┏━━

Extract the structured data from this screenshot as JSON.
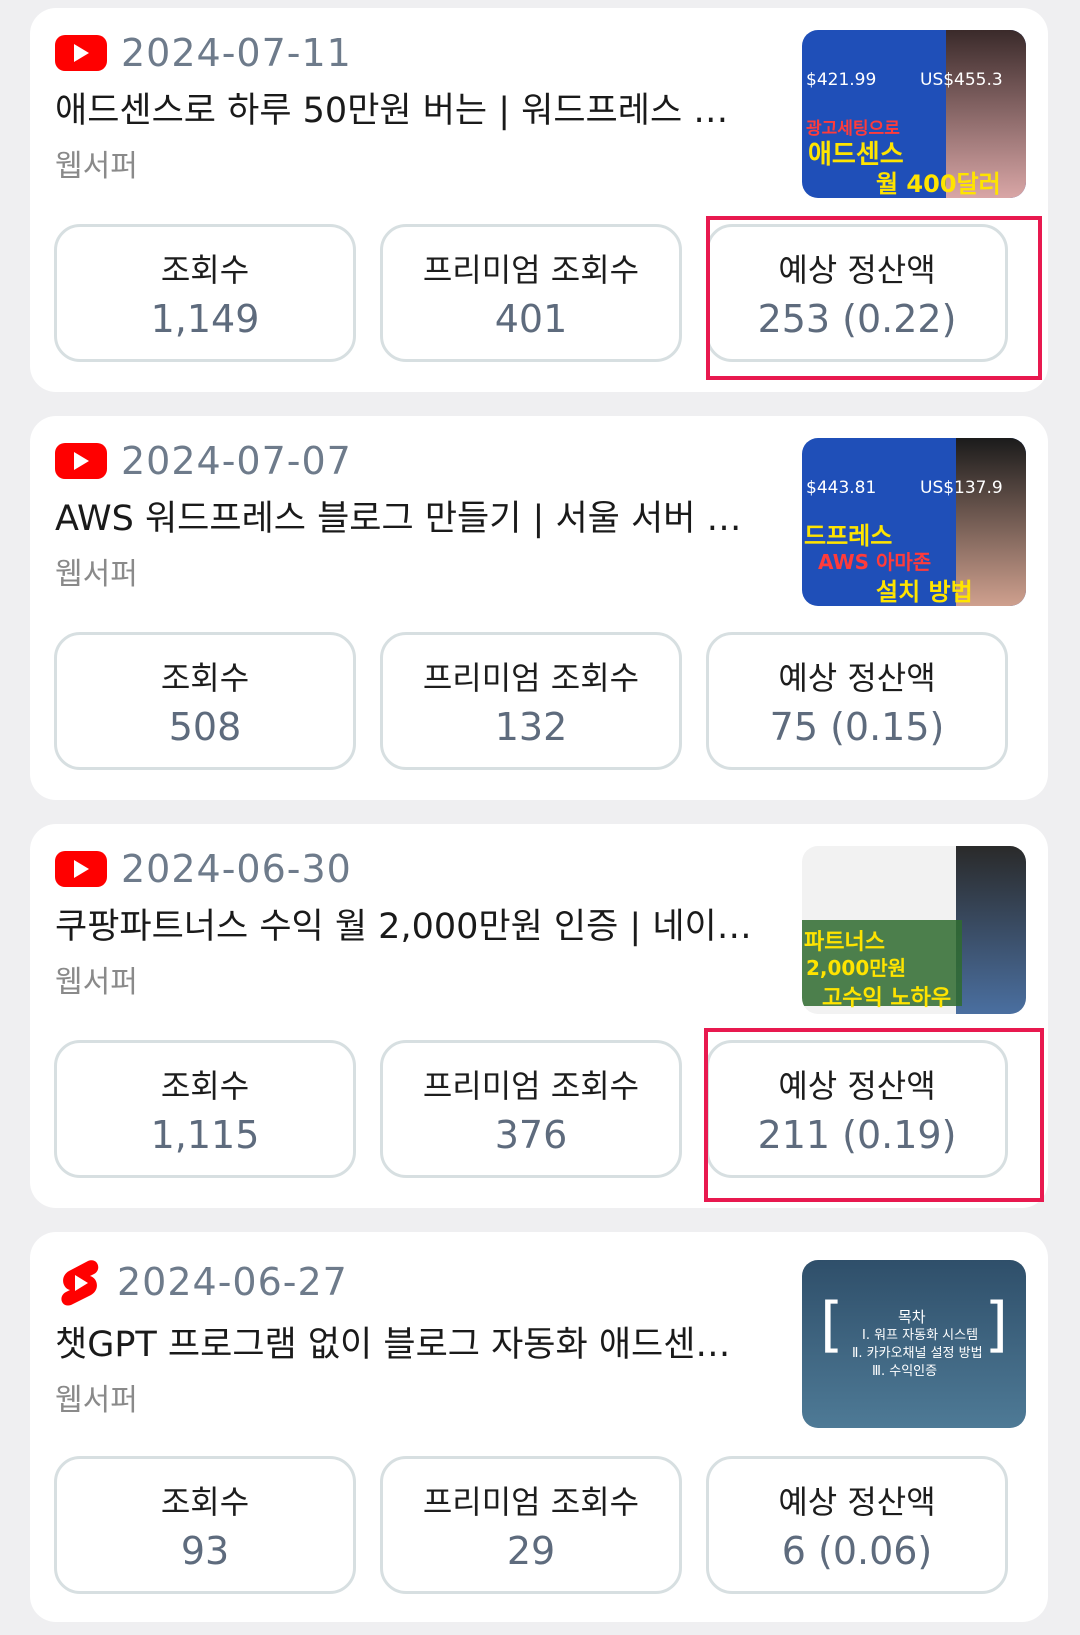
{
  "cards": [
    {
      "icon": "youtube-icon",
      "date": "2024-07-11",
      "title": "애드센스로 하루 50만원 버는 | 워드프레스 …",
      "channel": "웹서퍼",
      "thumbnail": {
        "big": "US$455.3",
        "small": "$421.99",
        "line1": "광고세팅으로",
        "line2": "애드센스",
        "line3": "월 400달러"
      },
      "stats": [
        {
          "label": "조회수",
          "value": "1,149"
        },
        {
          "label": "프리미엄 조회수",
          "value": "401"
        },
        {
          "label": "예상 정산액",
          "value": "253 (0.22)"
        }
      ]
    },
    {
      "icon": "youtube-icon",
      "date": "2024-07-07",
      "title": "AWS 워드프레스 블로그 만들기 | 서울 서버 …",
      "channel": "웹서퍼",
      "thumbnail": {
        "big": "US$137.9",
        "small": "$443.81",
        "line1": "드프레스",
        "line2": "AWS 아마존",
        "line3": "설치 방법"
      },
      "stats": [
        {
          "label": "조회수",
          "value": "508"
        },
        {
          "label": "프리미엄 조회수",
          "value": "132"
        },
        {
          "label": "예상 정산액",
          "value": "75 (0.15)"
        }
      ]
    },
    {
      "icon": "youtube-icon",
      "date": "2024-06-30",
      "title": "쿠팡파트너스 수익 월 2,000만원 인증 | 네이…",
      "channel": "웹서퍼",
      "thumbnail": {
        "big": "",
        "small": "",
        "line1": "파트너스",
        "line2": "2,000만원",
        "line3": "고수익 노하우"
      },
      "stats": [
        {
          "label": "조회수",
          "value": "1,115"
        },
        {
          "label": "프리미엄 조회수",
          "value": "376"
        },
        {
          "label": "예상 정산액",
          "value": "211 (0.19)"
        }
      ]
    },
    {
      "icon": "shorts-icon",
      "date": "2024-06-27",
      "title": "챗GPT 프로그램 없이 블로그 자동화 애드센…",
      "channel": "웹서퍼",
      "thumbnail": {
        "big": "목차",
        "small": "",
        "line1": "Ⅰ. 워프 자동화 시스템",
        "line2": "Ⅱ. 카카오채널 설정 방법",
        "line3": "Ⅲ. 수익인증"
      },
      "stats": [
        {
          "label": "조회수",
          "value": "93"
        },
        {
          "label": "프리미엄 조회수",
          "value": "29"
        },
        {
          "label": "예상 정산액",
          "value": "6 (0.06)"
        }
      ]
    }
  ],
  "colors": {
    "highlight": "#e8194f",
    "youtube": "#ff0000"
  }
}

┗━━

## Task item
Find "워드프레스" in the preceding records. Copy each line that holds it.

## Task output
      "title": "애드센스로 하루 50만원 버는 | 워드프레스 …",
      "title": "AWS 워드프레스 블로그 만들기 | 서울 서버 …",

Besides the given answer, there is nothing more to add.